Work instructions: Look through the entries below. Report each line that has the word "androidx" in it.

BEGIN

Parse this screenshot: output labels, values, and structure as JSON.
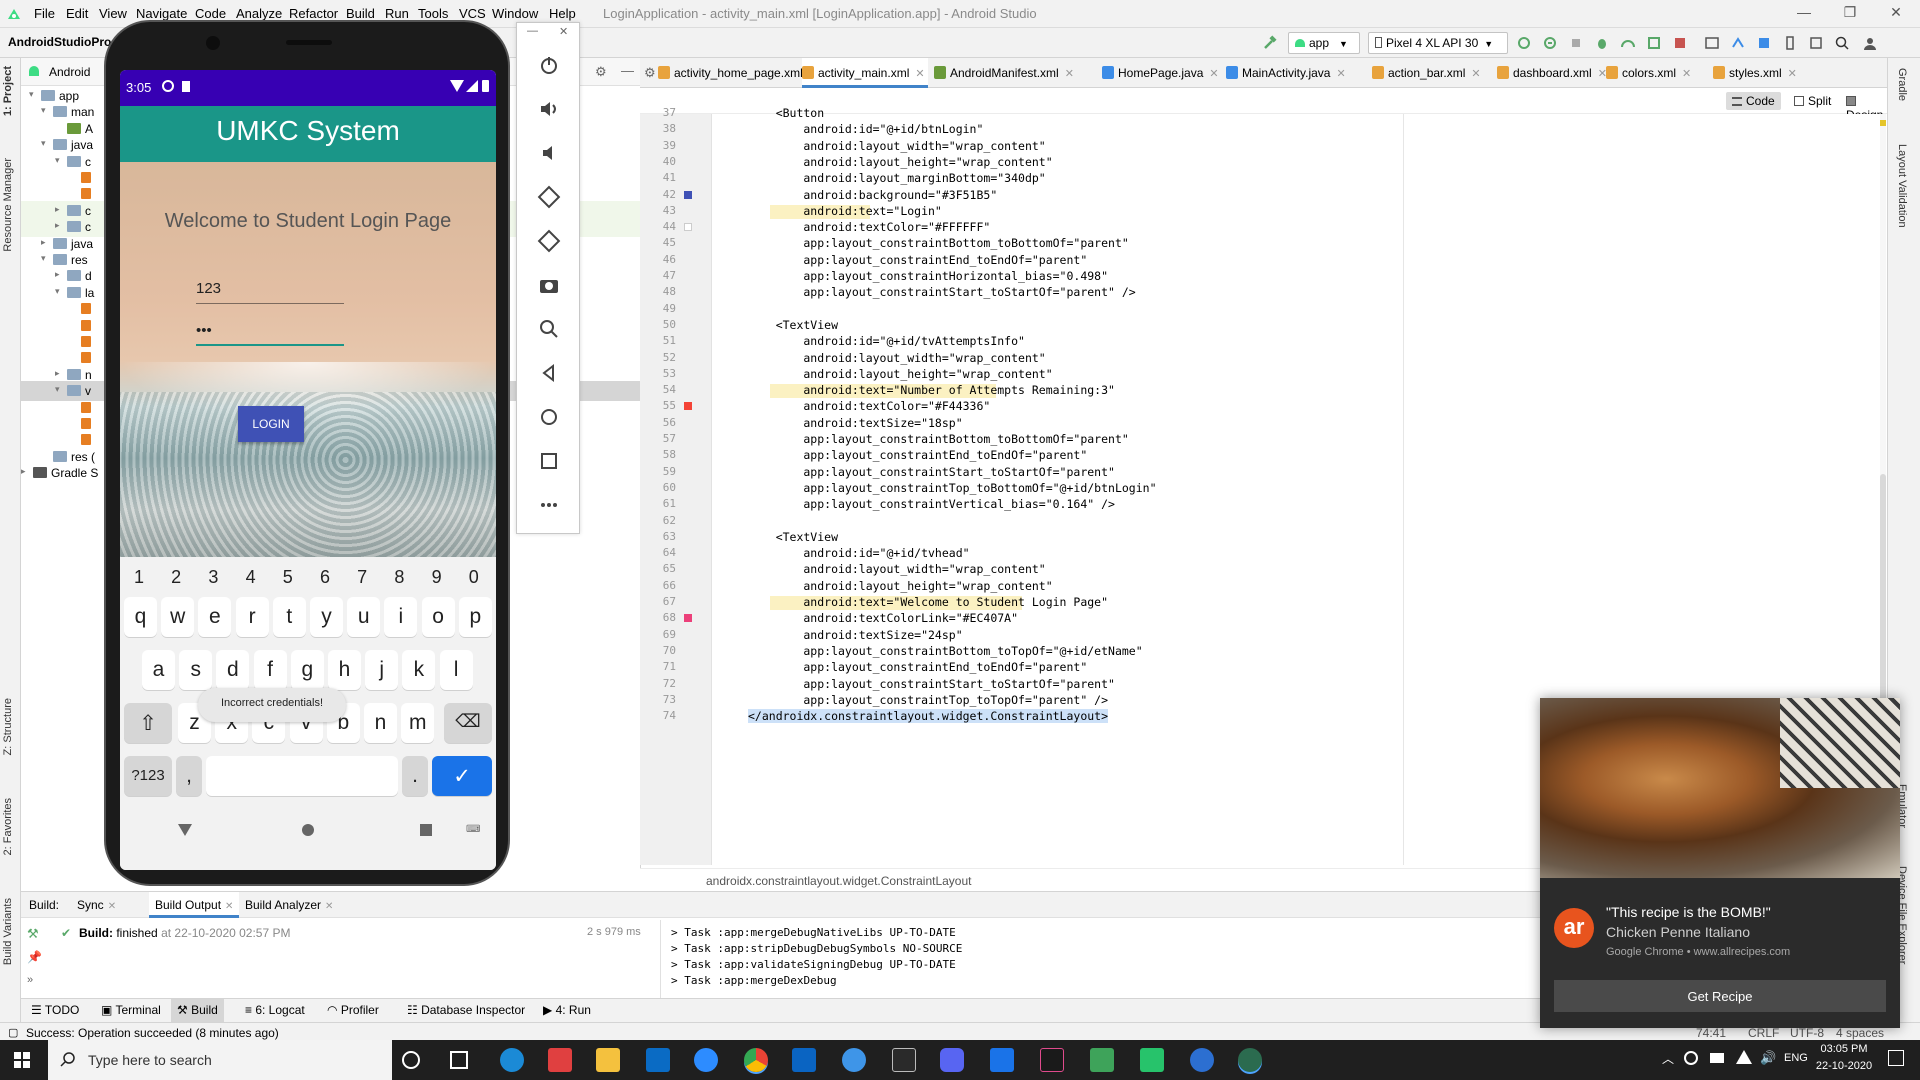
{
  "menubar": {
    "items": [
      "File",
      "Edit",
      "View",
      "Navigate",
      "Code",
      "Analyze",
      "Refactor",
      "Build",
      "Run",
      "Tools",
      "VCS",
      "Window",
      "Help"
    ],
    "window_title": "LoginApplication - activity_main.xml [LoginApplication.app] - Android Studio"
  },
  "toolbar": {
    "project": "AndroidStudioPro",
    "run_config": "app",
    "device": "Pixel 4 XL API 30"
  },
  "left_stripe": {
    "tabs": [
      "1: Project",
      "Resource Manager",
      "Z: Structure",
      "2: Favorites",
      "Build Variants"
    ]
  },
  "right_stripe": {
    "tabs": [
      "Gradle",
      "Layout Validation",
      "Emulator",
      "Device File Explorer"
    ]
  },
  "project_panel": {
    "view": "Android",
    "rows": [
      {
        "label": "app",
        "arrow": "▾"
      },
      {
        "label": "man",
        "arrow": "▾"
      },
      {
        "label": "A",
        "arrow": ""
      },
      {
        "label": "java",
        "arrow": "▾"
      },
      {
        "label": "c",
        "arrow": "▾"
      },
      {
        "label": "",
        "arrow": ""
      },
      {
        "label": "",
        "arrow": ""
      },
      {
        "label": "c",
        "arrow": "▸"
      },
      {
        "label": "c",
        "arrow": "▸"
      },
      {
        "label": "java",
        "arrow": "▸"
      },
      {
        "label": "res",
        "arrow": "▾"
      },
      {
        "label": "d",
        "arrow": "▸"
      },
      {
        "label": "la",
        "arrow": "▾"
      },
      {
        "label": "",
        "arrow": ""
      },
      {
        "label": "",
        "arrow": ""
      },
      {
        "label": "",
        "arrow": ""
      },
      {
        "label": "",
        "arrow": ""
      },
      {
        "label": "n",
        "arrow": "▸"
      },
      {
        "label": "v",
        "arrow": "▾"
      },
      {
        "label": "",
        "arrow": ""
      },
      {
        "label": "",
        "arrow": ""
      },
      {
        "label": "",
        "arrow": ""
      },
      {
        "label": "res (",
        "arrow": ""
      },
      {
        "label": "Gradle S",
        "arrow": "▸"
      }
    ]
  },
  "editor_tabs": [
    {
      "label": "activity_home_page.xml",
      "color": "#e8a33d",
      "active": false
    },
    {
      "label": "activity_main.xml",
      "color": "#e8a33d",
      "active": true
    },
    {
      "label": "AndroidManifest.xml",
      "color": "#6a9a3a",
      "active": false
    },
    {
      "label": "HomePage.java",
      "color": "#3c8ce7",
      "active": false
    },
    {
      "label": "MainActivity.java",
      "color": "#3c8ce7",
      "active": false
    },
    {
      "label": "action_bar.xml",
      "color": "#e8a33d",
      "active": false
    },
    {
      "label": "dashboard.xml",
      "color": "#e8a33d",
      "active": false
    },
    {
      "label": "colors.xml",
      "color": "#e8a33d",
      "active": false
    },
    {
      "label": "styles.xml",
      "color": "#e8a33d",
      "active": false
    }
  ],
  "view_modes": [
    "Code",
    "Split",
    "Design"
  ],
  "code_lines": [
    {
      "n": "37",
      "t": "    <Button"
    },
    {
      "n": "38",
      "t": "        android:id=\"@+id/btnLogin\""
    },
    {
      "n": "39",
      "t": "        android:layout_width=\"wrap_content\""
    },
    {
      "n": "40",
      "t": "        android:layout_height=\"wrap_content\""
    },
    {
      "n": "41",
      "t": "        android:layout_marginBottom=\"340dp\""
    },
    {
      "n": "42",
      "t": "        android:background=\"#3F51B5\""
    },
    {
      "n": "43",
      "t": "        android:text=\"Login\""
    },
    {
      "n": "44",
      "t": "        android:textColor=\"#FFFFFF\""
    },
    {
      "n": "45",
      "t": "        app:layout_constraintBottom_toBottomOf=\"parent\""
    },
    {
      "n": "46",
      "t": "        app:layout_constraintEnd_toEndOf=\"parent\""
    },
    {
      "n": "47",
      "t": "        app:layout_constraintHorizontal_bias=\"0.498\""
    },
    {
      "n": "48",
      "t": "        app:layout_constraintStart_toStartOf=\"parent\" />"
    },
    {
      "n": "49",
      "t": ""
    },
    {
      "n": "50",
      "t": "    <TextView"
    },
    {
      "n": "51",
      "t": "        android:id=\"@+id/tvAttemptsInfo\""
    },
    {
      "n": "52",
      "t": "        android:layout_width=\"wrap_content\""
    },
    {
      "n": "53",
      "t": "        android:layout_height=\"wrap_content\""
    },
    {
      "n": "54",
      "t": "        android:text=\"Number of Attempts Remaining:3\""
    },
    {
      "n": "55",
      "t": "        android:textColor=\"#F44336\""
    },
    {
      "n": "56",
      "t": "        android:textSize=\"18sp\""
    },
    {
      "n": "57",
      "t": "        app:layout_constraintBottom_toBottomOf=\"parent\""
    },
    {
      "n": "58",
      "t": "        app:layout_constraintEnd_toEndOf=\"parent\""
    },
    {
      "n": "59",
      "t": "        app:layout_constraintStart_toStartOf=\"parent\""
    },
    {
      "n": "60",
      "t": "        app:layout_constraintTop_toBottomOf=\"@+id/btnLogin\""
    },
    {
      "n": "61",
      "t": "        app:layout_constraintVertical_bias=\"0.164\" />"
    },
    {
      "n": "62",
      "t": ""
    },
    {
      "n": "63",
      "t": "    <TextView"
    },
    {
      "n": "64",
      "t": "        android:id=\"@+id/tvhead\""
    },
    {
      "n": "65",
      "t": "        android:layout_width=\"wrap_content\""
    },
    {
      "n": "66",
      "t": "        android:layout_height=\"wrap_content\""
    },
    {
      "n": "67",
      "t": "        android:text=\"Welcome to Student Login Page\""
    },
    {
      "n": "68",
      "t": "        android:textColorLink=\"#EC407A\""
    },
    {
      "n": "69",
      "t": "        android:textSize=\"24sp\""
    },
    {
      "n": "70",
      "t": "        app:layout_constraintBottom_toTopOf=\"@+id/etName\""
    },
    {
      "n": "71",
      "t": "        app:layout_constraintEnd_toEndOf=\"parent\""
    },
    {
      "n": "72",
      "t": "        app:layout_constraintStart_toStartOf=\"parent\""
    },
    {
      "n": "73",
      "t": "        app:layout_constraintTop_toTopOf=\"parent\" />"
    },
    {
      "n": "74",
      "t": "</androidx.constraintlayout.widget.ConstraintLayout>"
    }
  ],
  "gutter_colors": {
    "42": "#3F51B5",
    "44": "#FFFFFF",
    "55": "#F44336",
    "68": "#EC407A"
  },
  "breadcrumb": "androidx.constraintlayout.widget.ConstraintLayout",
  "phone": {
    "time": "3:05",
    "app_title": "UMKC System",
    "welcome": "Welcome to Student Login Page",
    "username": "123",
    "password": "•••",
    "login_button": "LOGIN",
    "toast": "Incorrect credentials!",
    "keyboard": {
      "numbers": [
        "1",
        "2",
        "3",
        "4",
        "5",
        "6",
        "7",
        "8",
        "9",
        "0"
      ],
      "row1": [
        "q",
        "w",
        "e",
        "r",
        "t",
        "y",
        "u",
        "i",
        "o",
        "p"
      ],
      "row2": [
        "a",
        "s",
        "d",
        "f",
        "g",
        "h",
        "j",
        "k",
        "l"
      ],
      "row3": [
        "z",
        "x",
        "c",
        "v",
        "b",
        "n",
        "m"
      ],
      "symbols_key": "?123",
      "comma_key": ",",
      "period_key": "."
    }
  },
  "build_panel": {
    "label": "Build:",
    "tabs": [
      "Sync",
      "Build Output",
      "Build Analyzer"
    ],
    "status_bold": "Build:",
    "status_text": "finished",
    "status_time": "at 22-10-2020 02:57 PM",
    "duration": "2 s 979 ms",
    "tasks": [
      "> Task :app:mergeDebugNativeLibs UP-TO-DATE",
      "> Task :app:stripDebugDebugSymbols NO-SOURCE",
      "> Task :app:validateSigningDebug UP-TO-DATE",
      "> Task :app:mergeDexDebug"
    ]
  },
  "bottom_tabs": [
    "TODO",
    "Terminal",
    "Build",
    "6: Logcat",
    "Profiler",
    "Database Inspector",
    "4: Run"
  ],
  "status_line": {
    "message": "Success: Operation succeeded (8 minutes ago)",
    "right": [
      "74:41",
      "CRLF",
      "UTF-8",
      "4 spaces"
    ]
  },
  "notification": {
    "title": "\"This recipe is the BOMB!\"",
    "subtitle": "Chicken Penne Italiano",
    "source": "Google Chrome • www.allrecipes.com",
    "badge": "ar",
    "button": "Get Recipe"
  },
  "taskbar": {
    "search_placeholder": "Type here to search",
    "lang": "ENG",
    "time": "03:05 PM",
    "date": "22-10-2020"
  }
}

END

Written solution:
      "t": "</androidx.constraintlayout.widget.ConstraintLayout>"
  "breadcrumb": "androidx.constraintlayout.widget.ConstraintLayout",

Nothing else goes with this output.